Arbitration is essentially a sort of middle ground between mediation and litigation. While less formal (and less expensive) than litigation, the process is still much more structured than mediation and, as mentioned above, can result in a “ruling” much like you’d receive in a divorce court.

Which Option Should You Pursue?

Both mediation and arbitration can allow you to settle your divorce outside of court, saving both parties a great deal of time and money. Unfortunately, we can’t tell you here which of these options is right for you—or if either of them would be beneficial to you at all. That will depend on the individual circumstances of your case, and the nature of your relationship with your ex.

Pursuing These Options with an Attorney

It’s important to note that neither mediation nor arbitration should be viewed as a substitute for working with a skilled divorce attorney. While both of these methods can help you reach a settlement with your ex, neither a mediator nor an arbitrator is acting in your best interests; the nature of their position is to remain impartial and try to achieve a mutually beneficial agreement.

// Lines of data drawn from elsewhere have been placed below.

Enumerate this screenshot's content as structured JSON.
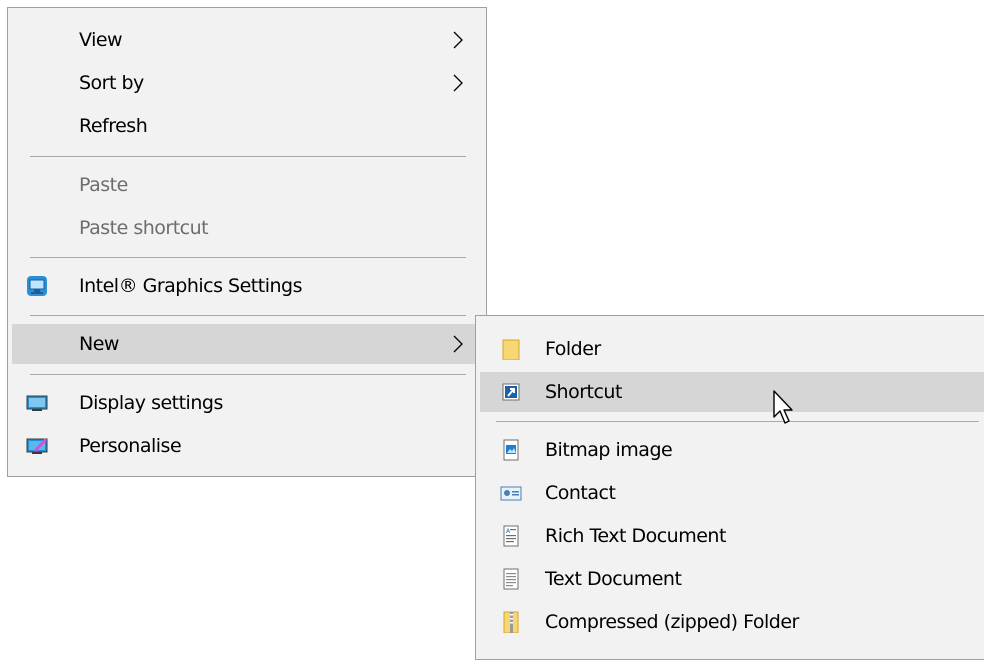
{
  "context_menu": {
    "items": [
      {
        "label": "View",
        "has_submenu": true,
        "enabled": true
      },
      {
        "label": "Sort by",
        "has_submenu": true,
        "enabled": true
      },
      {
        "label": "Refresh",
        "enabled": true
      },
      {
        "label": "Paste",
        "enabled": false
      },
      {
        "label": "Paste shortcut",
        "enabled": false
      },
      {
        "label": "Intel® Graphics Settings",
        "icon": "intel-graphics-icon",
        "enabled": true
      },
      {
        "label": "New",
        "has_submenu": true,
        "highlighted": true,
        "enabled": true
      },
      {
        "label": "Display settings",
        "icon": "display-icon",
        "enabled": true
      },
      {
        "label": "Personalise",
        "icon": "personalise-icon",
        "enabled": true
      }
    ]
  },
  "new_submenu": {
    "items": [
      {
        "label": "Folder",
        "icon": "folder-icon"
      },
      {
        "label": "Shortcut",
        "icon": "shortcut-icon",
        "highlighted": true
      },
      {
        "label": "Bitmap image",
        "icon": "bitmap-icon"
      },
      {
        "label": "Contact",
        "icon": "contact-icon"
      },
      {
        "label": "Rich Text Document",
        "icon": "rich-text-icon"
      },
      {
        "label": "Text Document",
        "icon": "text-document-icon"
      },
      {
        "label": "Compressed (zipped) Folder",
        "icon": "zip-folder-icon"
      }
    ]
  },
  "colors": {
    "menu_background": "#f2f2f2",
    "highlight": "#d6d6d6",
    "disabled_text": "#6d6d6d",
    "separator": "#a9a9a9"
  }
}
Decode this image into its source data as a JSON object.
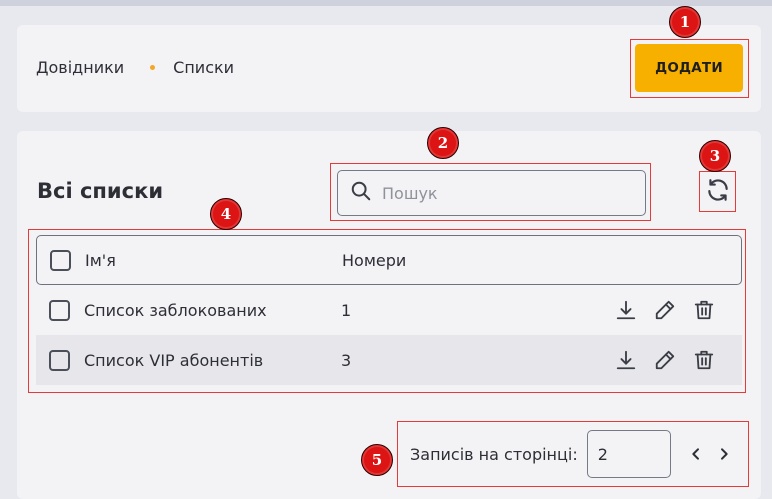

It is still important that you have a divorce lawyer working with you to support you in pursuing your best interests.

At The Harr Law Firm, we have ample experience not only in the courtroom, but also in working with mediators and arbitrators to aid in divorce proceedings. Whether you choose mediation, arbitration, or litigation, the attorneys at The Harr Law Firm can help to ensure your rights are protected, and that you’re being treated fairly in the divorce proceedings. Contact us today to schedule a consultation.